I finish my coffee, and I try not to come too close or back away too far from the man from New Guinea who coughs into his hands before folding his newspaper and coming to ask me about the ban my country has placed on the 26 countries with unrestricted travel within European borders.
“Why not England?” He asks me. I have no answer, but I remember a week before when he warned me that the virus would begin to feel like war.
Perhaps more than ever before, the world has a common enemy and the United States chooses to stay apart. Italy shuts its borders to protect the world, and the US slams the door in the face of the European Union, while Washington begs for more testing kits and begin to wonder how they might quarantine the masses of homeless, living in the streets.
I stay in Barcelona, worried that returning to the United States would trap me there, where I have family, but no health care.
Today, there is no ban on Americans traveling to Europe, only an advisory to stay put, in the land of the free where nothing is free.
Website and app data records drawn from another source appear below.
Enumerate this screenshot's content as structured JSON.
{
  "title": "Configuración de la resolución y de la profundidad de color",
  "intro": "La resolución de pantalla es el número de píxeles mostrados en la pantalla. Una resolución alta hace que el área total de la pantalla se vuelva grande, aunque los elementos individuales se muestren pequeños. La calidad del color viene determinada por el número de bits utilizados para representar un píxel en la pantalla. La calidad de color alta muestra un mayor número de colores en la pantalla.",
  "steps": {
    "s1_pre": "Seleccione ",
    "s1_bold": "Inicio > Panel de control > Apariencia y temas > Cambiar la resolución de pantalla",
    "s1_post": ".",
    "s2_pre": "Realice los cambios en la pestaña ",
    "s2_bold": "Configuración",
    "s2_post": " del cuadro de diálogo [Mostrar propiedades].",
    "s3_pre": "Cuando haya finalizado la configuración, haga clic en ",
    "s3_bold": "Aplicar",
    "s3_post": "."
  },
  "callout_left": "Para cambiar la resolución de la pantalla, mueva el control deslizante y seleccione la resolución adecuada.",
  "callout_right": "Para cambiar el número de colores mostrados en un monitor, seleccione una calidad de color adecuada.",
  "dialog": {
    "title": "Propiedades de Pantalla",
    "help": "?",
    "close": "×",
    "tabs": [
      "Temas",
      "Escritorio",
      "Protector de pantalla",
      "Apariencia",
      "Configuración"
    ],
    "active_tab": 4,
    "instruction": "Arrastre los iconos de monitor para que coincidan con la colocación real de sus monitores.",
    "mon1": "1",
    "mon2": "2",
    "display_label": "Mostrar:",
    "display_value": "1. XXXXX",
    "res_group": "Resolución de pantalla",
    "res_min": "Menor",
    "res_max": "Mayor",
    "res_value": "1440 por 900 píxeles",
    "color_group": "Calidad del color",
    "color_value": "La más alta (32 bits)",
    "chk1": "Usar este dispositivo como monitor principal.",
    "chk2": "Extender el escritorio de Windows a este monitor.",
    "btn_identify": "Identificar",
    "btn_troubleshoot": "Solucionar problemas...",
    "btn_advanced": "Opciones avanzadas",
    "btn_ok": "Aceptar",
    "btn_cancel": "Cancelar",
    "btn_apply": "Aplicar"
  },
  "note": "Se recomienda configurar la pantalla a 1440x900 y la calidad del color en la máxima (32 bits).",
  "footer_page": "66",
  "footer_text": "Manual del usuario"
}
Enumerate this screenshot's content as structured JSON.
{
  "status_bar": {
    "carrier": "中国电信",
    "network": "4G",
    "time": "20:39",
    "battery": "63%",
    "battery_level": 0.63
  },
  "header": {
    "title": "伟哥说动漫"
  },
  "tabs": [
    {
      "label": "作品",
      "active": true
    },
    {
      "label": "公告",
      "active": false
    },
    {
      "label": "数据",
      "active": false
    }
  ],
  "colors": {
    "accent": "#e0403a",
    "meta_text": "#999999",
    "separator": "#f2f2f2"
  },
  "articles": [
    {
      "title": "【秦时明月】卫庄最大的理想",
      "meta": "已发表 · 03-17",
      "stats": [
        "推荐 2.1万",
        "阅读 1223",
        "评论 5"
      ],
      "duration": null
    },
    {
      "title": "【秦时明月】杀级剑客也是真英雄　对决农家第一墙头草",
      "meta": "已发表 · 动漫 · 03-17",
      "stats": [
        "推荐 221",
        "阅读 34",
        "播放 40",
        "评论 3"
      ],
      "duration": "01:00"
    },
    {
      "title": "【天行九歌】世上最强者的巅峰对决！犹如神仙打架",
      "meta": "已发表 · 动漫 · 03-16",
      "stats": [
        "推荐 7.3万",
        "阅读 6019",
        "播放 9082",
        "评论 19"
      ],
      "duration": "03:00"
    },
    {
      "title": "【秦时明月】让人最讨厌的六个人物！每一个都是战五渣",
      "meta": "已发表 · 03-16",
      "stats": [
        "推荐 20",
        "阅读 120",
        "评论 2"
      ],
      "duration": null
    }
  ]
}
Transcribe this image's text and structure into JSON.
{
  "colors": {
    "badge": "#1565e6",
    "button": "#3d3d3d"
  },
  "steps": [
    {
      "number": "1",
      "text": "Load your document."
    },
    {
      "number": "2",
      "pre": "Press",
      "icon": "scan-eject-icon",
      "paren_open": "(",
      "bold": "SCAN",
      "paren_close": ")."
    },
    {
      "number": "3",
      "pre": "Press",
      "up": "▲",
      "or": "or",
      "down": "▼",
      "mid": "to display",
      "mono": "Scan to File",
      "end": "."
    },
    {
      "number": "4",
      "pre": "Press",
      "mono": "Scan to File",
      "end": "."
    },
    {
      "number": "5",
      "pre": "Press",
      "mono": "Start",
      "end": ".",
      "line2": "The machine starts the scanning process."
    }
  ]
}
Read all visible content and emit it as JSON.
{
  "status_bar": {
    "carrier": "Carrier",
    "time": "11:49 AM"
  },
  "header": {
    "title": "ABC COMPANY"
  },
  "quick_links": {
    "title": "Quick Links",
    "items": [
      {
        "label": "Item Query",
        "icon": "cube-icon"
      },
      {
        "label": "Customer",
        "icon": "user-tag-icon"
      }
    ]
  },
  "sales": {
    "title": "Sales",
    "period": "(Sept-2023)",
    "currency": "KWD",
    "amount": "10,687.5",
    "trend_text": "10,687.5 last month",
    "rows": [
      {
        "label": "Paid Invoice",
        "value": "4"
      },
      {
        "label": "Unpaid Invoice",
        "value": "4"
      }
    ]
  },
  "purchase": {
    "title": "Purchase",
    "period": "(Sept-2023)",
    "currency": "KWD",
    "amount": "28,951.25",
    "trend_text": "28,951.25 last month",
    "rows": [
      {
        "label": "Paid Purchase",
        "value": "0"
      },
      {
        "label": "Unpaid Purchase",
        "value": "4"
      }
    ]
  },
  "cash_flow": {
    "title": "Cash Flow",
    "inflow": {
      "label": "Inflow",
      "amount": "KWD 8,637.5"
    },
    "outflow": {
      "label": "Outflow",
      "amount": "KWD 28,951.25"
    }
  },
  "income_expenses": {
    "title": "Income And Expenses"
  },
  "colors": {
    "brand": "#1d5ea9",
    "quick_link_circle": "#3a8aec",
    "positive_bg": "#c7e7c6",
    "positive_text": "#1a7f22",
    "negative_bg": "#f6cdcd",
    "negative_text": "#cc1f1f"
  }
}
But rules change daily in the time of Coronavirus, and we are grasping seconds, while we struggle to contain, and fail to understand.
In Barceloneta, electric scooters buzz past groups of tourists on rented bicycles, wearing face masks while their hands hold the communal handlebars of communal bicycles.
If you are an American living in Europe, you’ve gotten used to apologizing for your President, or maybe even apologizing for yourself.
If you are an American citizen, you can still fly to the United States, although, you may want to bring your own toilet paper. As the country tries to manage the virus, its is failing to contain the panic that has emptied store shelves and created a scarcity of face masks for the doctors and nurses who need them the most.
If you are an American, who has made a home in Europe, you may have grown accustomed to explaining your country. And if you are a person in the world, you may have begun to understand that borders drawn on maps, do little to keep us safe and much to keep us apart.
Jennifer Lutz is a travel writer and essayist, born in the United States and living Europe.